As there are many options to consider nowadays, two options that are often compared are far infrared heating systems and a heat pump. At this point, you will need to take into consideration your personal preferences, budget, and the specific requirements of your property as each property varies.
Infrared heating uses radiant heat to warm objects and surfaces in a room, as opposed to the air. This means that the heat is more focused and targeted, and can provide a more comfortable, natural feeling of warmth. Infrared heating can also be more energy-efficient than traditional heating systems, as it doesn't need to warm up the entire air in a room to create a comfortable environment.
A heat pump, on the other hand, is designed to work by extracting heat from the outside air and using it to heat your property. This can be a very energy-efficient option, however, it still needs electricity to run the heat pump, so it’s not a completely renewable system. In colder climates, it will take considerably more electricity as it needs to work harder to keep your space warm making it less efficient to run during the winter, which is when you need heat the most.
You would need to keep it running 24/7, to keep your house at ambient temperature, whereas an infrared system will take less time to heat up and you wouldn’t need to keep it running throughout the winter – only use it when and where you need it. They can also experience issues such as icing in cold temperatures, which can ultimately damage the system in the long run and if it stops working, this will mean that there will be no heating throughout the entire house. Heat pumps can also be used for cooling in the summer months, making them a versatile choice.
When installing a heat pump, you would also need to think about the space you have on your property and in some cases, you would also require planning permission as this can be a rather invasive process. Another hidden cost would potentially be needing to upgrade your electrical supply unit as well as annual and ongoing maintenance. To keep the unit in the best possible condition, this will be compulsory. Labour and parts costs will continue to increase and will become difficult to find as the unit gets older.
When deciding between infrared heating and a heat pump, you may want to consider the following
Budget: Heat pumps can be more expensive to install than infrared heating but may offer long-term savings on your energy bills.
Climate: If you live in a cold climate, a heat pump may not be as effective at providing heat as infrared heating. However, if you live in a mild climate, a heat pump may be a very effective option.

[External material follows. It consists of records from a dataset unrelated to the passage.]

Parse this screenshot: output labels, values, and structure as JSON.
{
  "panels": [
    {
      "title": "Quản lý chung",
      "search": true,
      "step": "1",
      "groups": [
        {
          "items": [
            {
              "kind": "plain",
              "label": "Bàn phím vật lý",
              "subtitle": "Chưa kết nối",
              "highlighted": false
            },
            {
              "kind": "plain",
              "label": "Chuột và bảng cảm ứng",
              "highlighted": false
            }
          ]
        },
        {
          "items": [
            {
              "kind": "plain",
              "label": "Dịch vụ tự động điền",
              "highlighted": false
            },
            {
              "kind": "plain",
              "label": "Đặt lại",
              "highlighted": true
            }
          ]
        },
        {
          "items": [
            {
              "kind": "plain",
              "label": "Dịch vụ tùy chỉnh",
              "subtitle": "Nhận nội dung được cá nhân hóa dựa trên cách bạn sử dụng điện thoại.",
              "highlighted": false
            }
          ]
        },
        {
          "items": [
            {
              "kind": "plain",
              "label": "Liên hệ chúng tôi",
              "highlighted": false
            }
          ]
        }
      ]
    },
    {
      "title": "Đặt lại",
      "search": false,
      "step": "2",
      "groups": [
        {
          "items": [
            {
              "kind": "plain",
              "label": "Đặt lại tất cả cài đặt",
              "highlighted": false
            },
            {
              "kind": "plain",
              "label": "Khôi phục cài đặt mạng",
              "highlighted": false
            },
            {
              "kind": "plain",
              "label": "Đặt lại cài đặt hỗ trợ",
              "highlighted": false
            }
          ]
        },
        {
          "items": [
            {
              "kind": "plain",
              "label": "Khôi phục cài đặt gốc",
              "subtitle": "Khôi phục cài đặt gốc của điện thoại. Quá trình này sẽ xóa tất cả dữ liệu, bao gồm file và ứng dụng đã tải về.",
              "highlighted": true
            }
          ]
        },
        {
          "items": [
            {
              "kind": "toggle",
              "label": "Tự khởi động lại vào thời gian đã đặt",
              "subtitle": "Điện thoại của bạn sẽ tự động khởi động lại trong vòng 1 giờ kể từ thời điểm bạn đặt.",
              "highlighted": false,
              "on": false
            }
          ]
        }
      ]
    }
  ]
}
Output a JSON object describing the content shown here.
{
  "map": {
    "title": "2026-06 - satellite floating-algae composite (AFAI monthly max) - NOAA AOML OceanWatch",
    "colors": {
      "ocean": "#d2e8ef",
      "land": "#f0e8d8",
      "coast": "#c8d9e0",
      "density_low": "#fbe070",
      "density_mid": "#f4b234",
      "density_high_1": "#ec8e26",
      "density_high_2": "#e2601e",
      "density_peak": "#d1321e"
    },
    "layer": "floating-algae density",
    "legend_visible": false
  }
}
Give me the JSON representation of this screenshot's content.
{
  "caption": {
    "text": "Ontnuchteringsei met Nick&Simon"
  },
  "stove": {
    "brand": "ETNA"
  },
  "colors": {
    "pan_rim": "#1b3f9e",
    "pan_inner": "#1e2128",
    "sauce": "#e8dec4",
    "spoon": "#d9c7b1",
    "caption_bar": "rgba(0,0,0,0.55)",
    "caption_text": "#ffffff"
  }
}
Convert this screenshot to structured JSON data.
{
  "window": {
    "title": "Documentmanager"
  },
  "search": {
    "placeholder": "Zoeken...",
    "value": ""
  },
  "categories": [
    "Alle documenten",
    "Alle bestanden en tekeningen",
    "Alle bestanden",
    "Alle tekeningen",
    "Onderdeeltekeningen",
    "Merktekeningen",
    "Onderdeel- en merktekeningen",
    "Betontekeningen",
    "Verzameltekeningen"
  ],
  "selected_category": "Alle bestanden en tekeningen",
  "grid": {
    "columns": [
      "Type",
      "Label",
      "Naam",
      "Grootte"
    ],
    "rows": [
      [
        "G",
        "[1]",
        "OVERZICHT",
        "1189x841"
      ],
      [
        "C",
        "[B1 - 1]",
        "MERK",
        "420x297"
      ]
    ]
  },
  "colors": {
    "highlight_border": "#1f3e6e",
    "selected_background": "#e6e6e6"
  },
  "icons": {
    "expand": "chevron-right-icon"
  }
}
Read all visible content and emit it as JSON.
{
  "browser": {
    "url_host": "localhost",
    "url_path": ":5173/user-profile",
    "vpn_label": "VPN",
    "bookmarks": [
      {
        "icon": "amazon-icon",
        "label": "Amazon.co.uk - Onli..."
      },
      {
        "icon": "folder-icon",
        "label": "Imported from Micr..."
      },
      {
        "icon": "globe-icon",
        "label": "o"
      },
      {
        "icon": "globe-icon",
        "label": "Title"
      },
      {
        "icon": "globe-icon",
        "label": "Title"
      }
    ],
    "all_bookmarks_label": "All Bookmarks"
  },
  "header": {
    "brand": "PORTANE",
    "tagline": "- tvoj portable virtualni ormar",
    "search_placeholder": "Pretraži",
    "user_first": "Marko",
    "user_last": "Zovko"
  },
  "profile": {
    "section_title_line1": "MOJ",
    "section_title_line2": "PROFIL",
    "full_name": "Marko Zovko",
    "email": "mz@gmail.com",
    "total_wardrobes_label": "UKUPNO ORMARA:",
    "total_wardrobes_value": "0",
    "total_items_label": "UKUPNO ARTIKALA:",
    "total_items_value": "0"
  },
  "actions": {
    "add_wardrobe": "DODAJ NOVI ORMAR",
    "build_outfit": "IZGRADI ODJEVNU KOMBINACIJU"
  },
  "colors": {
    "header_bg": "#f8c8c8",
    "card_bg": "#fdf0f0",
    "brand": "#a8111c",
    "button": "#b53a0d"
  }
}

Room layout: Infrared heating can be particularly effective in rooms with high ceilings, as it can warm the objects and surfaces in the room directly.
Going electric is essential to achieve the UK Government's net zero plan and even though the government is heavily promoting heat pumps as the solution; infrared heating could be the best possible answer and is likely to be much cheaper and far more practical than heat pumps for the larger majority of domestic and commercial properties. This is because Infrared heaters are a fraction of the cost to initially purchase and cheaper to install. In some cases, this can be an even DIY installation, so there is no need for electricians or even engineers. As infrared panels require a low amount of energy to function, you can also consider installing solar and battery storage to offset your energy bills.
Can I combine my heat pump and an infrared heating system together?
If you are 100% sure you would like to install a heat pump into your new build, it is possible to combine it with a smart infrared heating system so that you have an extra boost for colder days, or if you want to zone your room and only use it when you occupying a certain area of your home.